Personal Representatives and Administrators
The Personal Representative is the person nominated in a will to be in charge of an estate once someone has passed. If there is no will, or the person nominated in the will to serve as the Nevada Personal Representative is unwilling or unable to serve, an Administrator can be appointed to serve. In order to serve in either position, a person must be over the age of 21 years and not have been convicted of a felony. Administrators must also be a resident of the State of Nevada. However, a non-resident may serve as a Co-Administrator as long as the other person resides in Nevada.
Selecting an experienced Nevada probate law attorney is important because the Personal Representative or Administrator can have personal liability imposed upon them in certain circumstances. Instances in which the Nevada Personal Representative or Administrator can be held personally liable include:
- Failure to exercise reasonable care and skill in managing the property of another
- Making a mistake that costs the estate money
- Unpaid Federal Income Taxes of the estate
- Stealing funds from the estate
- Failure to follow the will or commit other actions that breach your fiduciary duty
- Failure to properly inventory the assets
- Failure to pay the heirs or beneficiaries of the estate
- Violations of Disclosure Rules relating to Real Estate
Were you named a personal representative for a Nevada estate?
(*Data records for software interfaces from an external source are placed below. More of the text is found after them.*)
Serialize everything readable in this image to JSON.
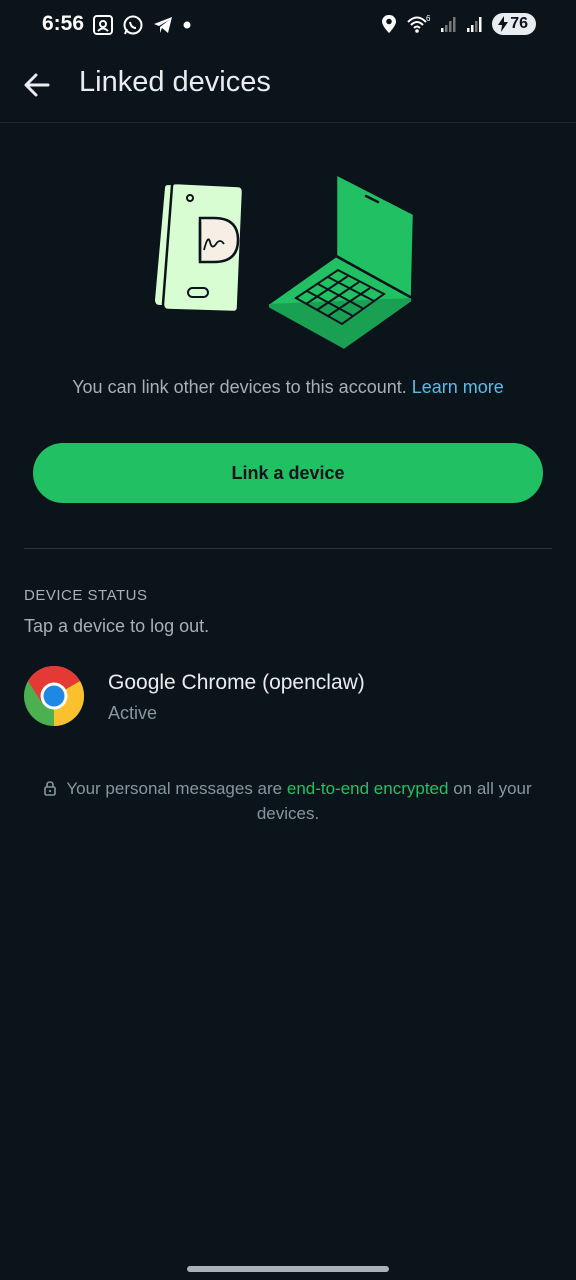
{
  "status_bar": {
    "time": "6:56",
    "battery": "76",
    "icons_left": [
      "screenshot-icon",
      "whatsapp-icon",
      "telegram-icon",
      "dot-icon"
    ],
    "icons_right": [
      "location-icon",
      "wifi-icon",
      "signal-icon",
      "signal-icon",
      "battery-charging-icon"
    ]
  },
  "app_bar": {
    "title": "Linked devices",
    "back_icon": "arrow-left-icon"
  },
  "intro": {
    "text": "You can link other devices to this account.",
    "learn_more": "Learn more"
  },
  "link_button": "Link a device",
  "device_status": {
    "heading": "DEVICE STATUS",
    "subtext": "Tap a device to log out.",
    "devices": [
      {
        "name": "Google Chrome (openclaw)",
        "status": "Active",
        "icon": "chrome-icon"
      }
    ]
  },
  "encryption": {
    "prefix": "Your personal messages are",
    "link": "end-to-end encrypted",
    "suffix": "on all your devices."
  },
  "colors": {
    "background": "#0b141a",
    "accent": "#21c063",
    "link": "#53bdeb",
    "text_primary": "#e9edef",
    "text_secondary": "#8696a0"
  }
}
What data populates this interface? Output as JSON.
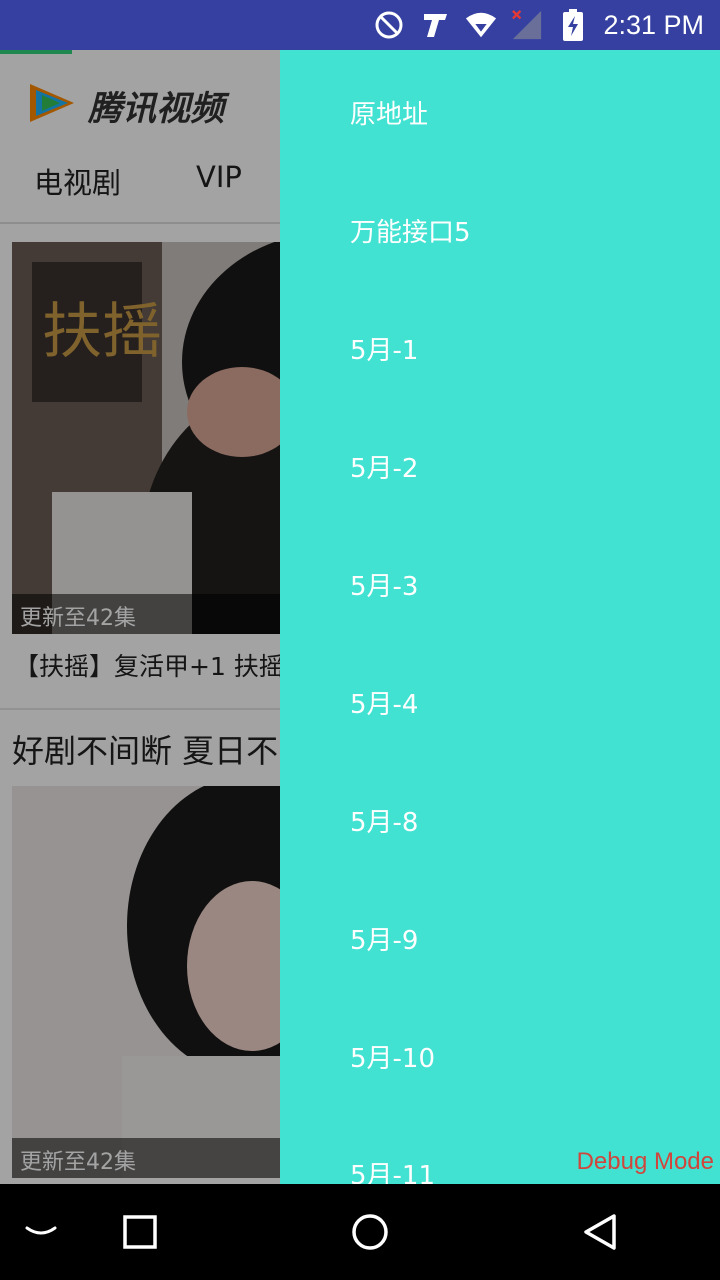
{
  "status_bar": {
    "time": "2:31 PM",
    "icons": [
      "dnd-icon",
      "t-app-icon",
      "wifi-icon",
      "signal-icon",
      "battery-charging-icon"
    ]
  },
  "app": {
    "name": "腾讯视频",
    "tabs": [
      "电视剧",
      "VIP"
    ],
    "card1": {
      "poster_title": "扶摇",
      "badge": "更新至42集",
      "title": "【扶摇】复活甲+1 扶摇"
    },
    "section_title": "好剧不间断 夏日不",
    "card2": {
      "badge": "更新至42集"
    }
  },
  "drawer": {
    "items": [
      "原地址",
      "万能接口5",
      "5月-1",
      "5月-2",
      "5月-3",
      "5月-4",
      "5月-8",
      "5月-9",
      "5月-10",
      "5月-11"
    ]
  },
  "debug_label": "Debug Mode",
  "nav_bar": {
    "buttons": [
      "keyboard-hide-icon",
      "recents-icon",
      "home-icon",
      "back-icon"
    ]
  },
  "colors": {
    "status_bar": "#3540a0",
    "drawer": "#42e2d2",
    "debug": "#d0463c"
  }
}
Do you require exceptional legal support from an experienced Nevada probate attorney? At the law firm of Lee A. Drizin, Chtd., located in Las Vegas, Nevada, our attorneys skillfully guide personal representatives through the Nevada probate process.
Call us today to discuss your case. 702-798-4955